What is expected — Go line by line through the entries below and copy those containing the string "report".

[Stored data entries]

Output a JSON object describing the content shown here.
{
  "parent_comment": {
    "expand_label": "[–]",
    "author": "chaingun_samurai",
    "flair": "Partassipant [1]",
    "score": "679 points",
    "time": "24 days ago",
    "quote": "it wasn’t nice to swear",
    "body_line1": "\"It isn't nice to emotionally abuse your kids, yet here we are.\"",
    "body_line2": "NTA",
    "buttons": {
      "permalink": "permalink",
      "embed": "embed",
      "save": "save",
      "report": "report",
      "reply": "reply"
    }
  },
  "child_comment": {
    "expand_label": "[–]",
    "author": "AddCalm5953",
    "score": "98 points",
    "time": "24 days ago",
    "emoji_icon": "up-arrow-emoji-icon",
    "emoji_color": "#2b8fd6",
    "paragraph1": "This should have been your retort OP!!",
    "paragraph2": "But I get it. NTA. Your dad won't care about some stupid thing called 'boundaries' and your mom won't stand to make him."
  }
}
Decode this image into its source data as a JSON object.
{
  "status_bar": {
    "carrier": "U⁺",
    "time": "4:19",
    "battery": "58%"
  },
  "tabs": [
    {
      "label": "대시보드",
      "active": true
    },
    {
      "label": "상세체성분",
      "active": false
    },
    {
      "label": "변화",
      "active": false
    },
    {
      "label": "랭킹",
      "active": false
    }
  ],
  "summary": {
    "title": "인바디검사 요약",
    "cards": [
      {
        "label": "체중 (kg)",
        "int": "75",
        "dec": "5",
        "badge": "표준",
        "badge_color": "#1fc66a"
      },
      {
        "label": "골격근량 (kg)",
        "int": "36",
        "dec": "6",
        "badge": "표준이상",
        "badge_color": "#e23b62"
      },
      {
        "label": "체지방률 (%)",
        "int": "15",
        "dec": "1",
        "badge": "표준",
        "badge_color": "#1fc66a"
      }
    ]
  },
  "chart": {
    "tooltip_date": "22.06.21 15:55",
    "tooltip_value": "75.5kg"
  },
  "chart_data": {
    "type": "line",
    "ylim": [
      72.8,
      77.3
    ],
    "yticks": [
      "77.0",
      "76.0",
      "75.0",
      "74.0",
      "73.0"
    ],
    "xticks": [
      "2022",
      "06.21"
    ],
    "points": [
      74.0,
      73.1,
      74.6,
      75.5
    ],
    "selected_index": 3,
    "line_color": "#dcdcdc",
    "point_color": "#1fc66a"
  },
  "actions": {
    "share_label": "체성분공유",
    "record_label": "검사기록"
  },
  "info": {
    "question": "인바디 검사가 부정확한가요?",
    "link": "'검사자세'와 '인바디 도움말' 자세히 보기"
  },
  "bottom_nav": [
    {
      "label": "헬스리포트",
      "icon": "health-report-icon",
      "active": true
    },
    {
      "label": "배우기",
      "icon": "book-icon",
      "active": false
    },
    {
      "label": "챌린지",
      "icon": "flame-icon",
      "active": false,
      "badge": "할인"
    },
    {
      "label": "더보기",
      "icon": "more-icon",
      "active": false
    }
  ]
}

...

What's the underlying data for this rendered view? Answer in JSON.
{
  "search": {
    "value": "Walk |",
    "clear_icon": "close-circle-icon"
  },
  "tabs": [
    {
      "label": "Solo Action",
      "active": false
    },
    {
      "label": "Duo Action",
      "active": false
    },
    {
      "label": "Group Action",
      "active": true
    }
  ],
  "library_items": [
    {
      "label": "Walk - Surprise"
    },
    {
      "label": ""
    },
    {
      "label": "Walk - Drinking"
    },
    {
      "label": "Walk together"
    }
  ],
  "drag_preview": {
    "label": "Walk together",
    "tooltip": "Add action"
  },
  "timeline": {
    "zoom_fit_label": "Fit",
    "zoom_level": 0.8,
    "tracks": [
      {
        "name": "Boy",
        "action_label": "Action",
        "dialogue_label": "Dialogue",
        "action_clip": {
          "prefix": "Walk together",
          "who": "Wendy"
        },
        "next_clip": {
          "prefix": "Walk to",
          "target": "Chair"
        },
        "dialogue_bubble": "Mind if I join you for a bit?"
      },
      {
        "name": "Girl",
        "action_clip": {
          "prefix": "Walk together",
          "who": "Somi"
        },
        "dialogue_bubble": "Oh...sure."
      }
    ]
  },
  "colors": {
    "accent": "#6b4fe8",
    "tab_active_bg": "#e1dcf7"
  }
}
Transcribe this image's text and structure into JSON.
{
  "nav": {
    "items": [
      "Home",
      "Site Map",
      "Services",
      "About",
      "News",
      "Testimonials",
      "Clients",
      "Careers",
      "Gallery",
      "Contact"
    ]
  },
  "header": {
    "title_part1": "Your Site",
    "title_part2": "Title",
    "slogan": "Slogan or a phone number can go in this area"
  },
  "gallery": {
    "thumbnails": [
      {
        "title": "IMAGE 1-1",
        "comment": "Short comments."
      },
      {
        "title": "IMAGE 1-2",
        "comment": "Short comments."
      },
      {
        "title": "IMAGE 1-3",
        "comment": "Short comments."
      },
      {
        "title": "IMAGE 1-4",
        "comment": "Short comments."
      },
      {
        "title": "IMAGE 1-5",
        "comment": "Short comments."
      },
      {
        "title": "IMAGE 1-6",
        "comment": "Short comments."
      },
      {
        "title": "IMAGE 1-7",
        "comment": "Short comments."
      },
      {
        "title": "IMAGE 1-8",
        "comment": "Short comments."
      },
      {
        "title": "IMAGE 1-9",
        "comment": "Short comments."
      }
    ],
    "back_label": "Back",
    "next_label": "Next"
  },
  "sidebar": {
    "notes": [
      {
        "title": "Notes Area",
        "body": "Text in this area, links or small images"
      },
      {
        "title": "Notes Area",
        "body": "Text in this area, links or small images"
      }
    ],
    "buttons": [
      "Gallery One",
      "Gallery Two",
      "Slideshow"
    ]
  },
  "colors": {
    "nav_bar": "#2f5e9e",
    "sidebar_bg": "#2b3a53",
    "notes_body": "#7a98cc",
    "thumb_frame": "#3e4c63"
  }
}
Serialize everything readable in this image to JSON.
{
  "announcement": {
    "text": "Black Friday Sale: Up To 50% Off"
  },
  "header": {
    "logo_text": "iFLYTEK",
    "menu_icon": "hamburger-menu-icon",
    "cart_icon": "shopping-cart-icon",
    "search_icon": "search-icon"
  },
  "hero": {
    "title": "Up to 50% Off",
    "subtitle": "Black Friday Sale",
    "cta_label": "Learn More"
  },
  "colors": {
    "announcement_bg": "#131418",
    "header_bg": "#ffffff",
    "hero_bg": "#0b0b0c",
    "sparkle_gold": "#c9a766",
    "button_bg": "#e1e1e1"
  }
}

Solution —
      "report": "report",
      "icon": "health-report-icon",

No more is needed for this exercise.